Try it:
The lines you return must be all those in the data that hold the string "header".

[[ Data provided, beginning ]]

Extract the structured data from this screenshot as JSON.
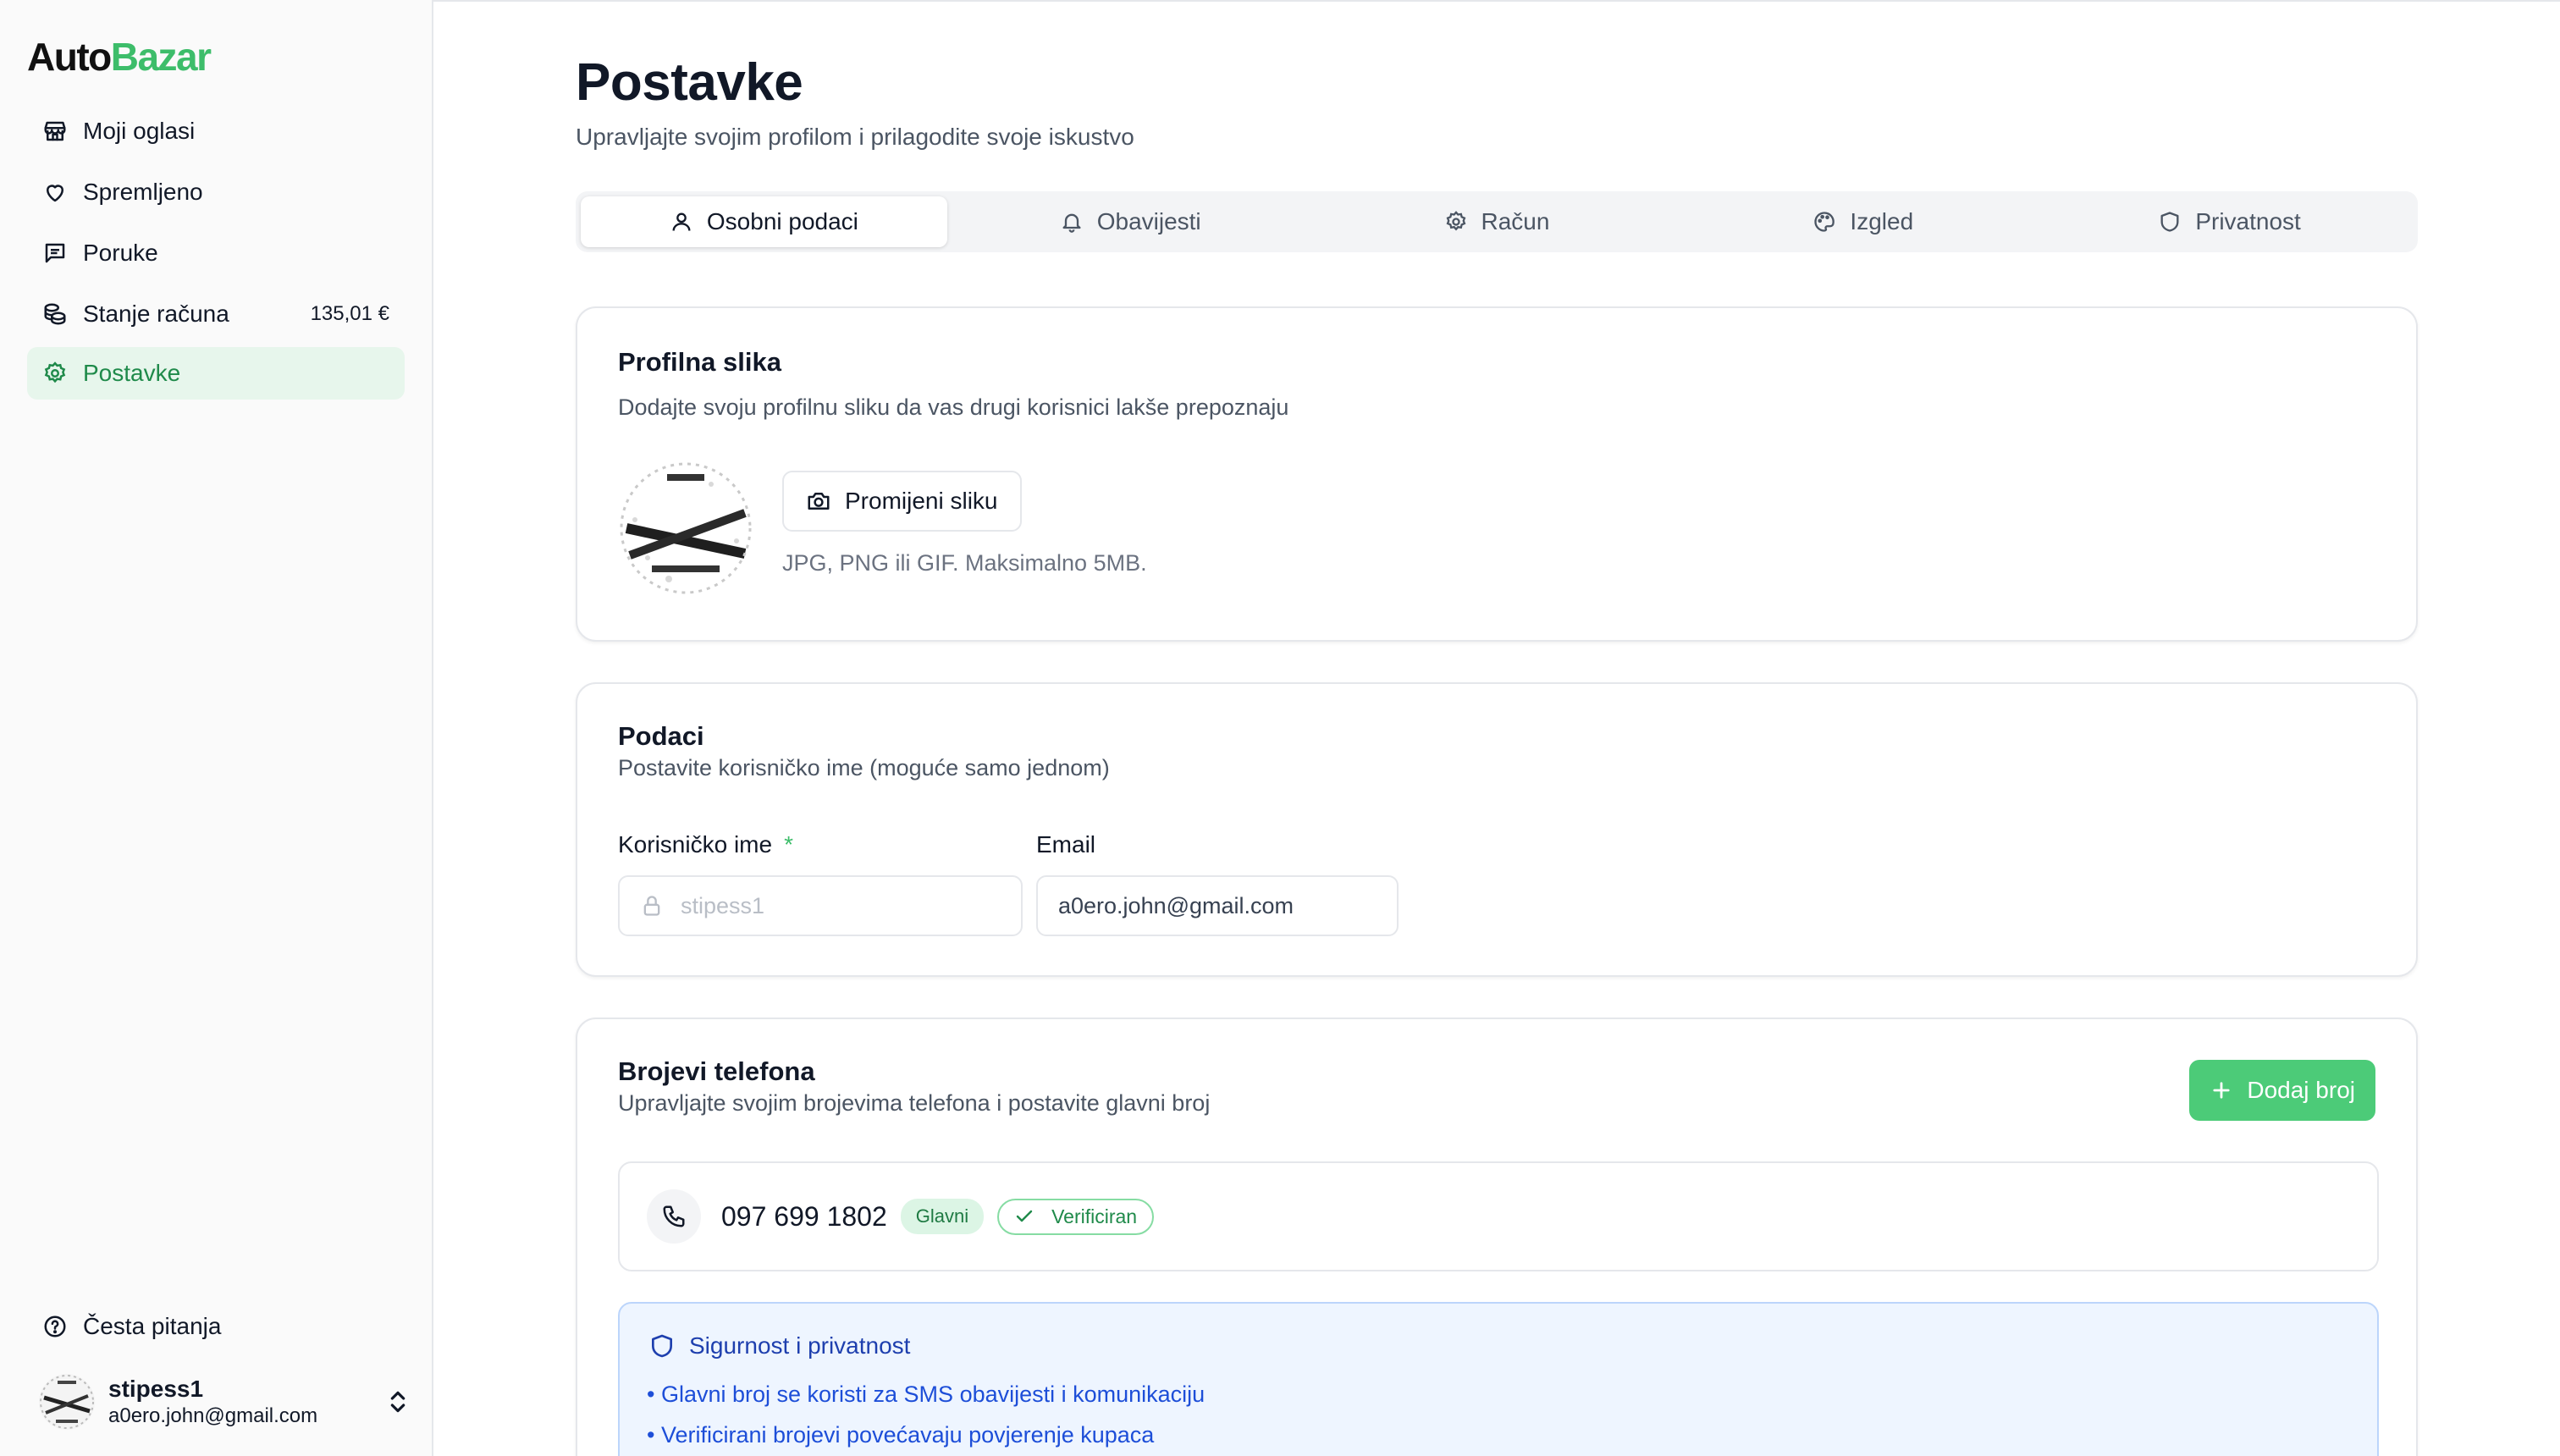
{
  "app": {
    "logo_part1": "Auto",
    "logo_part2": "Bazar"
  },
  "sidebar": {
    "items": [
      {
        "label": "Moji oglasi",
        "icon": "store-icon"
      },
      {
        "label": "Spremljeno",
        "icon": "heart-icon"
      },
      {
        "label": "Poruke",
        "icon": "message-icon"
      },
      {
        "label": "Stanje računa",
        "icon": "coins-icon",
        "badge": "135,01 €"
      },
      {
        "label": "Postavke",
        "icon": "gear-icon",
        "active": true
      }
    ],
    "faq": "Česta pitanja",
    "user": {
      "name": "stipess1",
      "email": "a0ero.john@gmail.com"
    }
  },
  "page": {
    "title": "Postavke",
    "subtitle": "Upravljajte svojim profilom i prilagodite svoje iskustvo"
  },
  "tabs": [
    {
      "label": "Osobni podaci",
      "icon": "user-icon",
      "active": true
    },
    {
      "label": "Obavijesti",
      "icon": "bell-icon"
    },
    {
      "label": "Račun",
      "icon": "gear-icon"
    },
    {
      "label": "Izgled",
      "icon": "palette-icon"
    },
    {
      "label": "Privatnost",
      "icon": "shield-icon"
    }
  ],
  "profile_card": {
    "title": "Profilna slika",
    "subtitle": "Dodajte svoju profilnu sliku da vas drugi korisnici lakše prepoznaju",
    "button": "Promijeni sliku",
    "hint": "JPG, PNG ili GIF. Maksimalno 5MB."
  },
  "details_card": {
    "title": "Podaci",
    "subtitle": "Postavite korisničko ime (moguće samo jednom)",
    "username_label": "Korisničko ime",
    "required_mark": "*",
    "username_value": "stipess1",
    "email_label": "Email",
    "email_value": "a0ero.john@gmail.com"
  },
  "phones_card": {
    "title": "Brojevi telefona",
    "subtitle": "Upravljajte svojim brojevima telefona i postavite glavni broj",
    "add_button": "Dodaj broj",
    "phones": [
      {
        "number": "097 699 1802",
        "main_badge": "Glavni",
        "verified_badge": "Verificiran"
      }
    ],
    "info": {
      "title": "Sigurnost i privatnost",
      "items": [
        "• Glavni broj se koristi za SMS obavijesti i komunikaciju",
        "• Verificirani brojevi povećavaju povjerenje kupaca"
      ]
    }
  },
  "colors": {
    "accent": "#3dbd6a",
    "button_green": "#4ccb78",
    "info_blue": "#1d4ed8"
  }
}
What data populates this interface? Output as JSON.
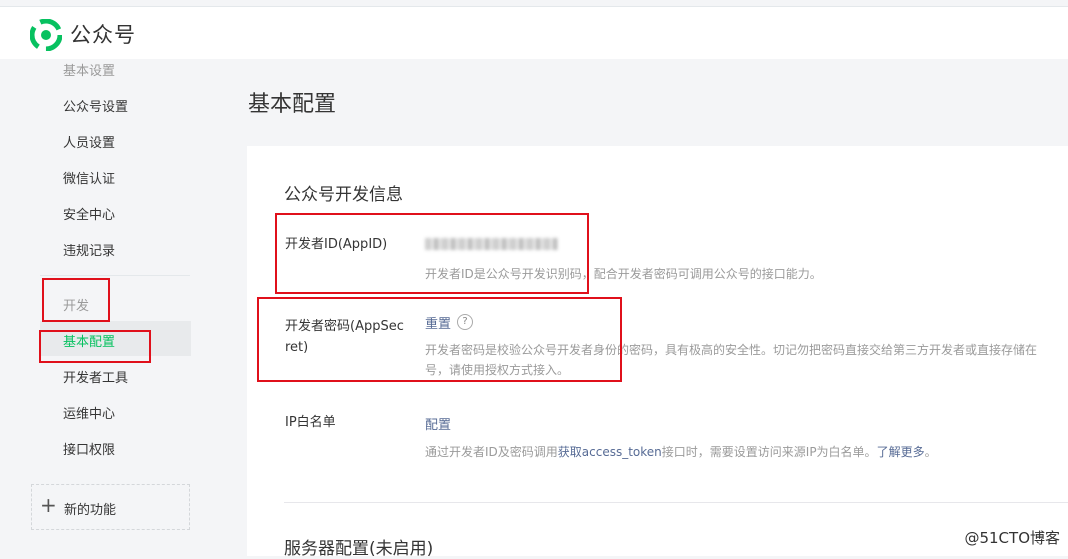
{
  "header": {
    "brand": "公众号",
    "brand_color": "#07c160",
    "logo_icon": "wechat-mp-logo"
  },
  "sidebar": {
    "group_basic": "基本设置",
    "items_basic": [
      "公众号设置",
      "人员设置",
      "微信认证",
      "安全中心",
      "违规记录"
    ],
    "group_dev": "开发",
    "items_dev": [
      "基本配置",
      "开发者工具",
      "运维中心",
      "接口权限"
    ],
    "active_item": "基本配置",
    "new_feature": {
      "icon": "plus-icon",
      "label": "新的功能"
    }
  },
  "main": {
    "page_title": "基本配置",
    "section_title": "公众号开发信息",
    "appid": {
      "label": "开发者ID(AppID)",
      "desc": "开发者ID是公众号开发识别码，配合开发者密码可调用公众号的接口能力。"
    },
    "secret": {
      "label_line1": "开发者密码(AppSec",
      "label_line2": "ret)",
      "action": "重置",
      "help_icon": "question-circle-icon",
      "help_glyph": "?",
      "desc_line1": "开发者密码是校验公众号开发者身份的密码，具有极高的安全性。切记勿把密码直接交给第三方开发者或直接存储在",
      "desc_line2": "号，请使用授权方式接入。"
    },
    "ip_whitelist": {
      "label": "IP白名单",
      "action": "配置",
      "desc_prefix": "通过开发者ID及密码调用",
      "desc_link1": "获取access_token",
      "desc_middle": "接口时，需要设置访问来源IP为白名单。",
      "desc_link2": "了解更多",
      "desc_suffix": "。"
    },
    "next_section_title": "服务器配置(未启用)"
  },
  "watermark": "@51CTO博客",
  "annotation_color": "#e0101b"
}
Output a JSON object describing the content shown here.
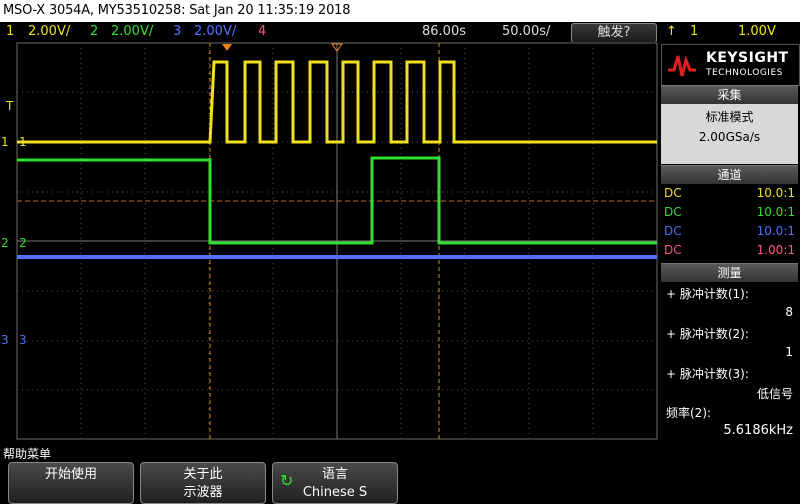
{
  "title": "MSO-X 3054A, MY53510258: Sat Jan 20 11:35:19 2018",
  "channels": [
    {
      "num": "1",
      "scale": "2.00V/",
      "color": "#f0e020"
    },
    {
      "num": "2",
      "scale": "2.00V/",
      "color": "#30e030"
    },
    {
      "num": "3",
      "scale": "2.00V/",
      "color": "#5070ff"
    },
    {
      "num": "4",
      "color": "#ff5080"
    }
  ],
  "timebase": {
    "delay": "86.00s",
    "scale": "50.00s/"
  },
  "trigger": {
    "button": "触发?",
    "source": "1",
    "level": "1.00V"
  },
  "brand": {
    "name": "KEYSIGHT",
    "sub": "TECHNOLOGIES"
  },
  "acquire": {
    "header": "采集",
    "mode": "标准模式",
    "rate": "2.00GSa/s"
  },
  "channel_panel": {
    "header": "通道",
    "rows": [
      {
        "coupling": "DC",
        "probe": "10.0:1",
        "color": "#f0e020"
      },
      {
        "coupling": "DC",
        "probe": "10.0:1",
        "color": "#30e030"
      },
      {
        "coupling": "DC",
        "probe": "10.0:1",
        "color": "#5070ff"
      },
      {
        "coupling": "DC",
        "probe": "1.00:1",
        "color": "#ff5080"
      }
    ]
  },
  "measure": {
    "header": "测量",
    "items": [
      {
        "label": "+ 脉冲计数(1):",
        "value": "8"
      },
      {
        "label": "+ 脉冲计数(2):",
        "value": "1"
      },
      {
        "label": "+ 脉冲计数(3):",
        "value": "低信号"
      },
      {
        "label": "频率(2):",
        "value": "5.6186kHz"
      }
    ]
  },
  "markers": {
    "trigger_marker": "T",
    "ch1": "1",
    "ch2": "2",
    "ch3": "3"
  },
  "help_menu": {
    "label": "帮助菜单"
  },
  "softkeys": [
    {
      "line1": "开始使用",
      "line2": ""
    },
    {
      "line1": "关于此",
      "line2": "示波器"
    },
    {
      "line1": "语言",
      "line2": "Chinese S"
    }
  ]
}
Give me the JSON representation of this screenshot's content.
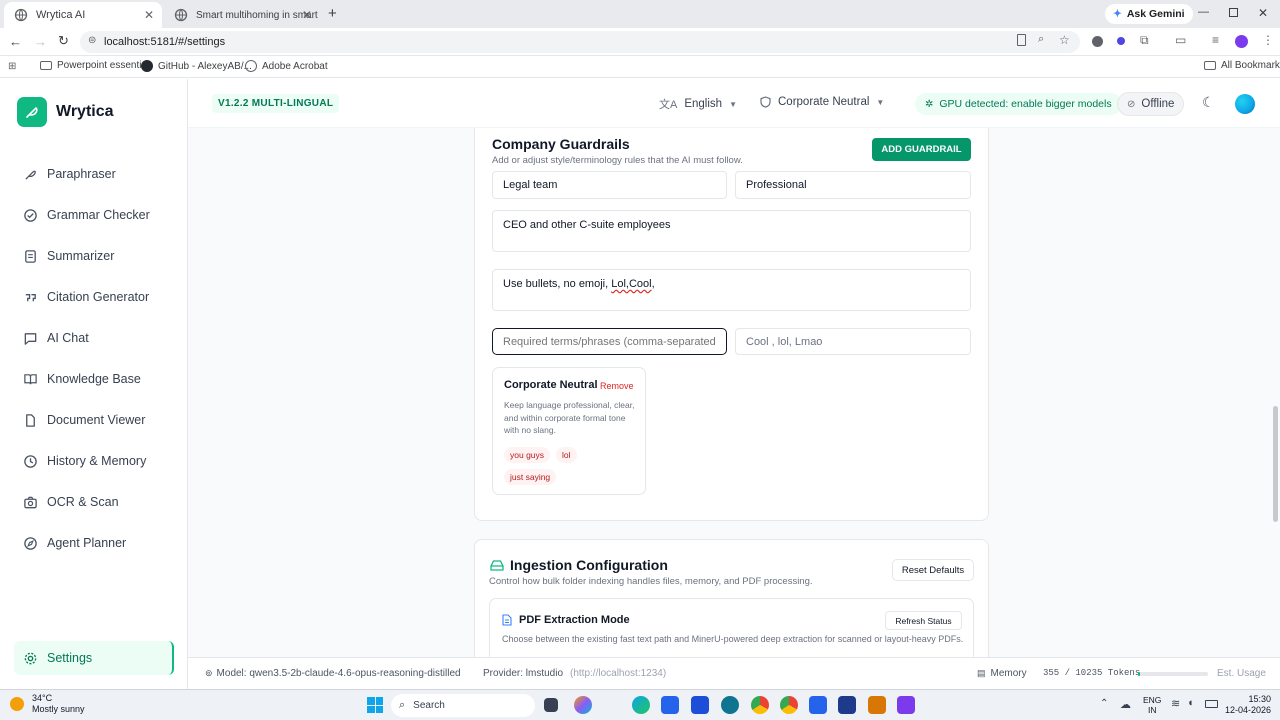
{
  "browser": {
    "tabs": [
      {
        "title": "Wrytica AI"
      },
      {
        "title": "Smart multihoming in smart sh"
      }
    ],
    "url": "localhost:5181/#/settings",
    "ask_gemini": "Ask Gemini",
    "bookmarks": [
      {
        "label": "Powerpoint essenti..."
      },
      {
        "label": "GitHub - AlexeyAB/..."
      },
      {
        "label": "Adobe Acrobat"
      }
    ],
    "all_bookmarks": "All Bookmarks"
  },
  "app": {
    "name": "Wrytica",
    "version_badge": "V1.2.2 MULTI-LINGUAL",
    "language": "English",
    "tone": "Corporate Neutral",
    "gpu_notice": "GPU detected: enable bigger models",
    "offline_label": "Offline",
    "accent_color": "#10b981"
  },
  "sidebar": {
    "items": [
      {
        "label": "Paraphraser",
        "icon": "feather-icon"
      },
      {
        "label": "Grammar Checker",
        "icon": "check-circle-icon"
      },
      {
        "label": "Summarizer",
        "icon": "document-icon"
      },
      {
        "label": "Citation Generator",
        "icon": "quote-icon"
      },
      {
        "label": "AI Chat",
        "icon": "chat-icon"
      },
      {
        "label": "Knowledge Base",
        "icon": "book-icon"
      },
      {
        "label": "Document Viewer",
        "icon": "file-icon"
      },
      {
        "label": "History & Memory",
        "icon": "history-icon"
      },
      {
        "label": "OCR & Scan",
        "icon": "camera-icon"
      },
      {
        "label": "Agent Planner",
        "icon": "compass-icon"
      }
    ],
    "settings_label": "Settings"
  },
  "guardrails": {
    "title": "Company Guardrails",
    "subtitle": "Add or adjust style/terminology rules that the AI must follow.",
    "add_button": "ADD GUARDRAIL",
    "team_value": "Legal team",
    "tone_value": "Professional",
    "audience_value": "CEO and other C-suite employees",
    "rules_value_plain": "Use bullets, no emoji, ",
    "rules_value_flagged": "Lol,Cool",
    "rules_value_tail": ",",
    "required_placeholder": "Required terms/phrases (comma-separated)",
    "banned_value": "Cool , lol, Lmao",
    "existing": {
      "name": "Corporate Neutral",
      "remove_label": "Remove",
      "description": "Keep language professional, clear, and within corporate formal tone with no slang.",
      "chips": [
        "you guys",
        "lol",
        "just saying"
      ]
    }
  },
  "ingestion": {
    "title": "Ingestion Configuration",
    "subtitle": "Control how bulk folder indexing handles files, memory, and PDF processing.",
    "reset_button": "Reset Defaults",
    "pdf_title": "PDF Extraction Mode",
    "refresh_button": "Refresh Status",
    "pdf_desc": "Choose between the existing fast text path and MinerU-powered deep extraction for scanned or layout-heavy PDFs."
  },
  "status": {
    "model": "Model: qwen3.5-2b-claude-4.6-opus-reasoning-distilled",
    "provider": "Provider: lmstudio",
    "endpoint": "(http://localhost:1234)",
    "memory_label": "Memory",
    "tokens": "355 / 10235 Tokens",
    "token_fraction": 0.035,
    "usage_label": "Est. Usage"
  },
  "taskbar": {
    "temperature": "34°C",
    "weather": "Mostly sunny",
    "search_placeholder": "Search",
    "lang_line1": "ENG",
    "lang_line2": "IN",
    "time": "15:30",
    "date": "12-04-2026"
  }
}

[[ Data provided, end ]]

Answer to this task:
  "header": {
    "header": "采集",
    "header": "通道",
    "header": "测量",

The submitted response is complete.